Vancouver Coastal Health has teamed up with B.C. Housing and non-profit partners to create a total of three homes to help young people transition off the streets.

Three homes in East Vancouver hope to help teens get off the streets

One of three new homes opening to support homeless and addicted youth in Vancouver. (Vancouver Coastal Health)

Eight years ago Katie Lentz was 17, homeless and addicted to drugs. The services she needed to get off the streets weren't available then, she says, but that may be changing.

Vancouver Coastal Health opened the first-of-its-kind no-barrier home for teens aged 15 to 19 in East Vancouver last month. Youth Haven offers a less structured environment than typical options for homeless teens — something that Lentz says is crucial.

"The ability to have some breathing room and to have the ability to come talk when we are ready, that is what I needed," Lentz says. 

"I needed to get to a place where I was broken enough and vulnerable enough that I was willing to reach out for help. I have never seen it work when someone is prying at someone for questions and answers."

Opening up to help slowly

"We have heard from youth they want a place to stay where they don't necessarily have to give their name or where they are from or their whole history," says Mary Dowdall with Vancouver Coastal Health. 

"It is really a place where they can come and relax and start to get to know us more and us get to know them more."

Dowdall says there are no questions asked and pets are allowed. She says youth can stay anywhere from an hour to 30 nights and come by to have a shower, eat dinner or just get some sleep. She says a nurse, an elder and a counsellor are all available to talk to.

Homeless teens will be able to bring their pets into new temporary housing being offered by Vancouver Coastal Health and its partners. (Vancouver Coastal Health)

"[The] goal is to catch youth at the right time when [they're] contemplative, when saying this isn't working for me anymore, this life isn't working.
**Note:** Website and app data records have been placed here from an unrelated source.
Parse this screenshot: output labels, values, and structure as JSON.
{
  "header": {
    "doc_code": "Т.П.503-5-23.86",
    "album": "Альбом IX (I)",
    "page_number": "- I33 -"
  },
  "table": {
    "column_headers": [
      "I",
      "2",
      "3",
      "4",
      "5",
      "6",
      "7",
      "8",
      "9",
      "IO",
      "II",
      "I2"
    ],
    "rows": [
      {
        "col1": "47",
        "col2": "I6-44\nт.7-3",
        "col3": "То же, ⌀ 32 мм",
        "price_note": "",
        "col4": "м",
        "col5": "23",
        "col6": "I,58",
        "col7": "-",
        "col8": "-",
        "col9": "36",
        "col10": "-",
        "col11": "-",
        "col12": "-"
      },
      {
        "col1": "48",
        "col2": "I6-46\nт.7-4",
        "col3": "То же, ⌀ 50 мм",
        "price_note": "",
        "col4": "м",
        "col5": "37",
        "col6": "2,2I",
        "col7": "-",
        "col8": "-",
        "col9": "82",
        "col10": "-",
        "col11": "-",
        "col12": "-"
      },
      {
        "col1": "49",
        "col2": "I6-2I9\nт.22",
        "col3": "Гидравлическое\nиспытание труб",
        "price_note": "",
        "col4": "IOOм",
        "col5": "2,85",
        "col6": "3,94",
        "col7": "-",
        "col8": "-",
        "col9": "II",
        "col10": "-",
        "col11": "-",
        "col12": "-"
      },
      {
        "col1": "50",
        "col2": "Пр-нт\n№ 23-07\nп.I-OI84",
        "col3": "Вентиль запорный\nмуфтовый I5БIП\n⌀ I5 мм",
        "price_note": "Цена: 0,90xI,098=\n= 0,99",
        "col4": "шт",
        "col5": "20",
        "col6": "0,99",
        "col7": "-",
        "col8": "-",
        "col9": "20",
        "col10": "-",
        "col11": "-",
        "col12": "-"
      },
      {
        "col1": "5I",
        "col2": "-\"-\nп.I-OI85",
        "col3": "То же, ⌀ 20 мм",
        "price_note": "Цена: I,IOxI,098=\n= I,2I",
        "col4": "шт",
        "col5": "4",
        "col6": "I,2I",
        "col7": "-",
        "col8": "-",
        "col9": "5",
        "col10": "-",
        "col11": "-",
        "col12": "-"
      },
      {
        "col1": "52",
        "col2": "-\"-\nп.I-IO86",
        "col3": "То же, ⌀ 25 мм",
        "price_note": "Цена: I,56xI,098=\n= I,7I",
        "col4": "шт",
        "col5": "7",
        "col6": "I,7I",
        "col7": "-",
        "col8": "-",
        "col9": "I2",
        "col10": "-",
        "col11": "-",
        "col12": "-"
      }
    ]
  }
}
I am struggling with addiction and I need help now," says Dowdal.

"We want to be able to say, 'OK here it is,' as opposed to: 'You can't get into a program because there is a one-week wait list.' "

Lentz, who was able to get off drugs at 19, says that's a key to recovery.

"I see kids I went to school with who are on Main and Hastings now who were passed around in the foster care system," Lentz says.

"If they had had access to low-barrier, low-income housing when they were going through the early stages of all this and instead of being in foster homes and places that weren't working for them, this would have really made a difference."

And Lentz says the issue has never been more urgent.

"I was pretty lucky. I narrowly avoided the beginning of the fentanyl crisis and got clean," Lentz says.

Two additional homes will also be available

Once teens have been to Youth Haven and gone to treatment, two other homes with a total of 10 beds will be there to support them.

Vancouver Coastal Health worked with B.C. Housing to secure the homes that with be run by the Pacific Community Resources Society.

Teens can stay for up to three months and have support for addictions and mental health issues before moving to more stable housing.

"Historically, if someone had an addictions issue that they wanted to get treatment for, but had an untreated mental health issue, then the addictions resource wouldn't take them in and vice versa," says Debbie Anderson Eng the director of youth services with PCRS. 

"Often people fell through the cracks because they had both issues going on."